§ Exercise details
Look through the records below, and whenever a line contains "Clientes", copy it.

§ Source data
■ ■ ■

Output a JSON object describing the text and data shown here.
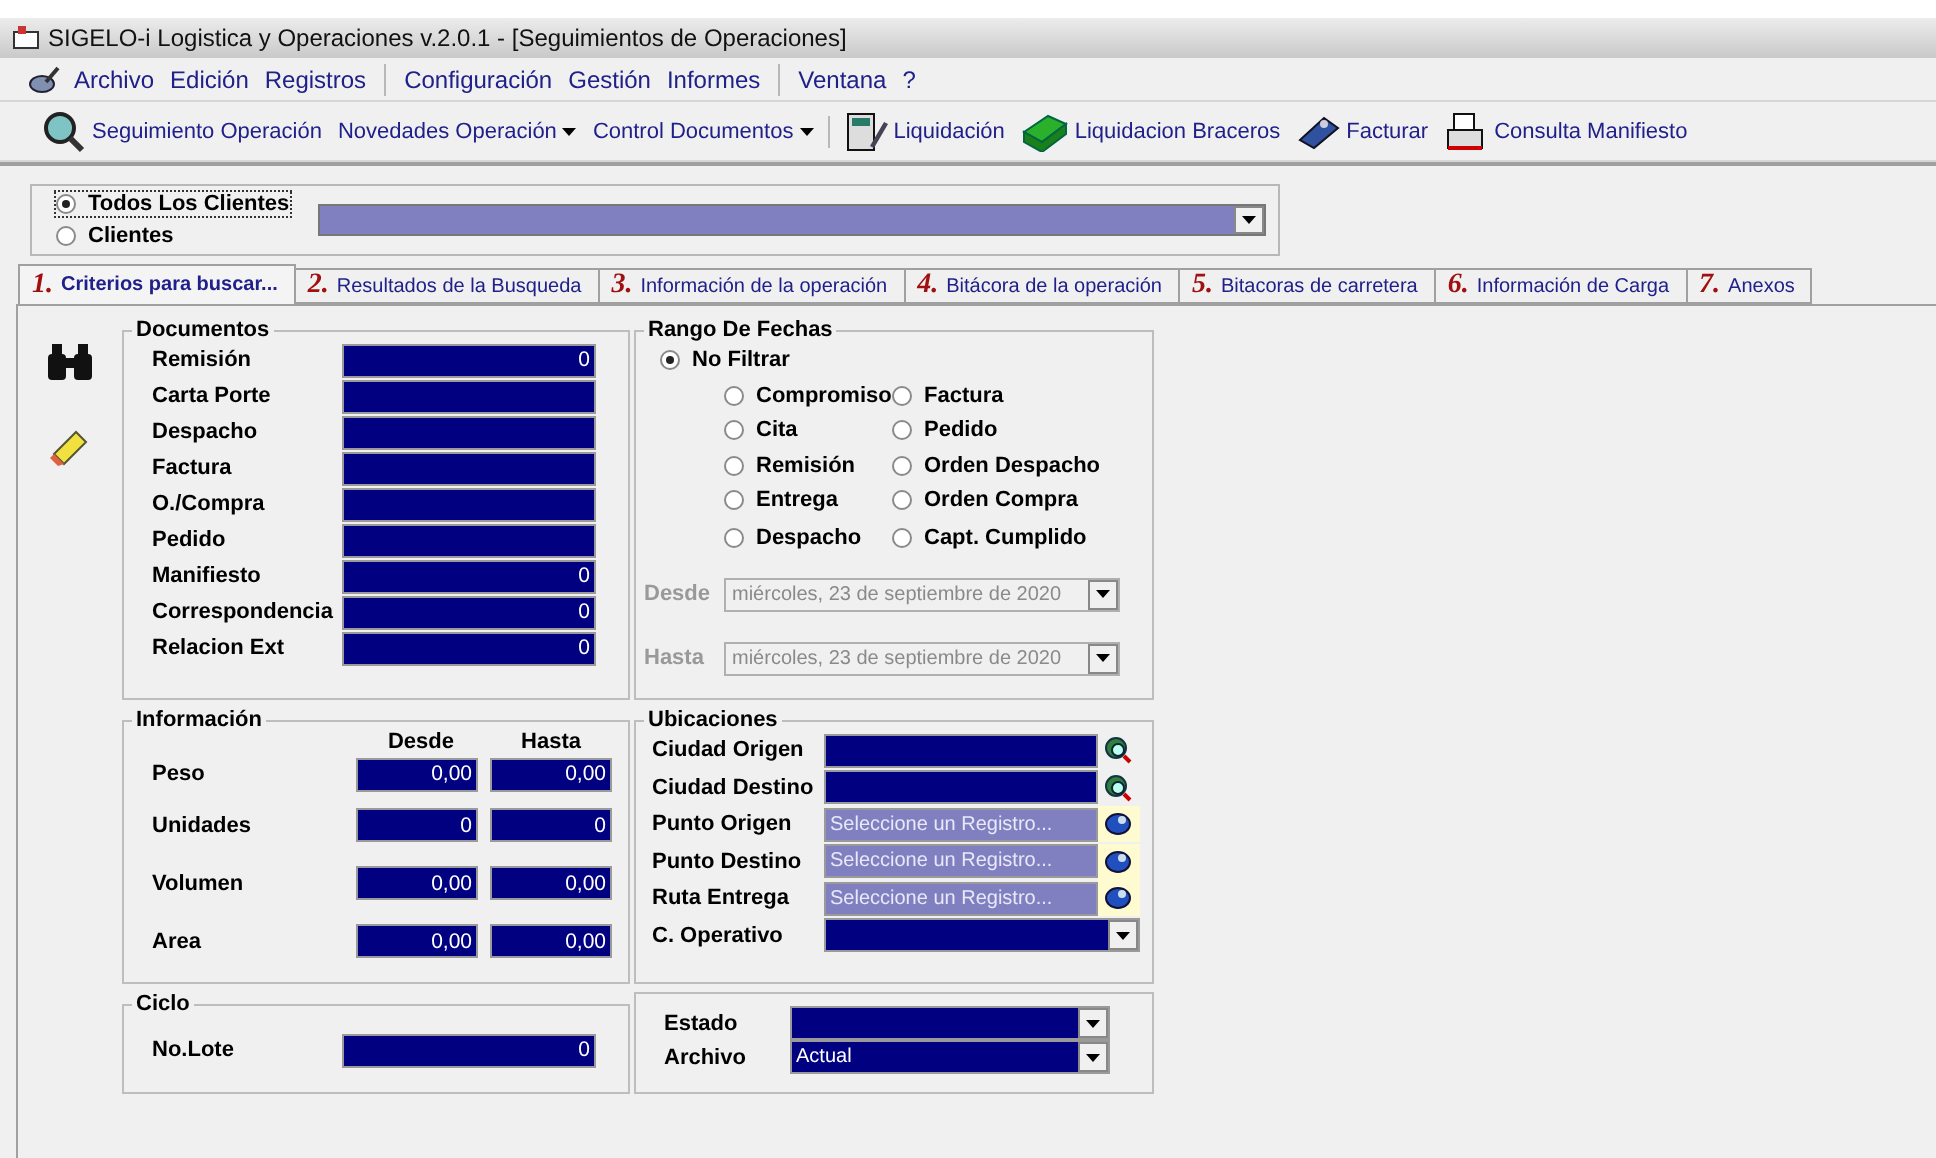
{
  "window": {
    "title": "SIGELO-i Logistica  y Operaciones v.2.0.1 - [Seguimientos de Operaciones]"
  },
  "menu_groups": [
    [
      "Archivo",
      "Edición",
      "Registros"
    ],
    [
      "Configuración",
      "Gestión",
      "Informes"
    ],
    [
      "Ventana",
      "?"
    ]
  ],
  "toolbar": [
    {
      "label": "Seguimiento Operación",
      "dropdown": false
    },
    {
      "label": "Novedades Operación",
      "dropdown": true
    },
    {
      "label": "Control Documentos",
      "dropdown": true
    },
    {
      "label": "Liquidación",
      "dropdown": false
    },
    {
      "label": "Liquidacion Braceros",
      "dropdown": false
    },
    {
      "label": "Facturar",
      "dropdown": false
    },
    {
      "label": "Consulta Manifiesto",
      "dropdown": false
    }
  ],
  "clients": {
    "options": [
      {
        "label": "Todos Los Clientes",
        "selected": true
      },
      {
        "label": "Clientes",
        "selected": false
      }
    ]
  },
  "tabs": [
    {
      "number": "1.",
      "label": "Criterios para buscar...",
      "selected": true
    },
    {
      "number": "2.",
      "label": "Resultados de la Busqueda",
      "selected": false
    },
    {
      "number": "3.",
      "label": "Información de la operación",
      "selected": false
    },
    {
      "number": "4.",
      "label": "Bitácora de la operación",
      "selected": false
    },
    {
      "number": "5.",
      "label": "Bitacoras de carretera",
      "selected": false
    },
    {
      "number": "6.",
      "label": "Información de Carga",
      "selected": false
    },
    {
      "number": "7.",
      "label": "Anexos",
      "selected": false
    }
  ],
  "documentos": {
    "title": "Documentos",
    "fields": [
      {
        "label": "Remisión",
        "value": "0"
      },
      {
        "label": "Carta Porte"
      },
      {
        "label": "Despacho"
      },
      {
        "label": "Factura"
      },
      {
        "label": "O./Compra"
      },
      {
        "label": "Pedido"
      },
      {
        "label": "Manifiesto",
        "value": "0"
      },
      {
        "label": "Correspondencia",
        "value": "0"
      },
      {
        "label": "Relacion Ext",
        "value": "0"
      }
    ]
  },
  "rango": {
    "title": "Rango De Fechas",
    "no_filtrar": {
      "label": "No Filtrar",
      "selected": true
    },
    "options": [
      {
        "label": "Compromiso",
        "selected": false
      },
      {
        "label": "Factura",
        "selected": false
      },
      {
        "label": "Cita",
        "selected": false
      },
      {
        "label": "Pedido",
        "selected": false
      },
      {
        "label": "Remisión",
        "selected": false
      },
      {
        "label": "Orden Despacho",
        "selected": false
      },
      {
        "label": "Entrega",
        "selected": false
      },
      {
        "label": "Orden Compra",
        "selected": false
      },
      {
        "label": "Despacho",
        "selected": false
      },
      {
        "label": "Capt. Cumplido",
        "selected": false
      }
    ],
    "dates": [
      {
        "label": "Desde",
        "value": "miércoles, 23 de septiembre de 2020",
        "disabled": true
      },
      {
        "label": "Hasta",
        "value": "miércoles, 23 de septiembre de 2020",
        "disabled": true
      }
    ]
  },
  "informacion": {
    "title": "Información",
    "columns": [
      "Desde",
      "Hasta"
    ],
    "rows": [
      {
        "label": "Peso",
        "desde": "0,00",
        "hasta": "0,00"
      },
      {
        "label": "Unidades",
        "desde": "0",
        "hasta": "0"
      },
      {
        "label": "Volumen",
        "desde": "0,00",
        "hasta": "0,00"
      },
      {
        "label": "Area",
        "desde": "0,00",
        "hasta": "0,00"
      }
    ]
  },
  "ubicaciones": {
    "title": "Ubicaciones",
    "rows": [
      {
        "label": "Ciudad Origen",
        "kind": "city"
      },
      {
        "label": "Ciudad Destino",
        "kind": "city"
      },
      {
        "label": "Punto Origen",
        "kind": "point",
        "placeholder": "Seleccione un Registro..."
      },
      {
        "label": "Punto Destino",
        "kind": "point",
        "placeholder": "Seleccione un Registro..."
      },
      {
        "label": "Ruta Entrega",
        "kind": "point",
        "placeholder": "Seleccione un Registro..."
      },
      {
        "label": "C. Operativo",
        "kind": "dropdown"
      }
    ]
  },
  "ciclo": {
    "title": "Ciclo",
    "fields": [
      {
        "label": "No.Lote",
        "value": "0"
      }
    ]
  },
  "estado": {
    "fields": [
      {
        "label": "Estado"
      },
      {
        "label": "Archivo",
        "value": "Actual"
      }
    ]
  }
}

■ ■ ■

§ Expected answer
        "label": "Todos Los Clientes",
        "label": "Clientes",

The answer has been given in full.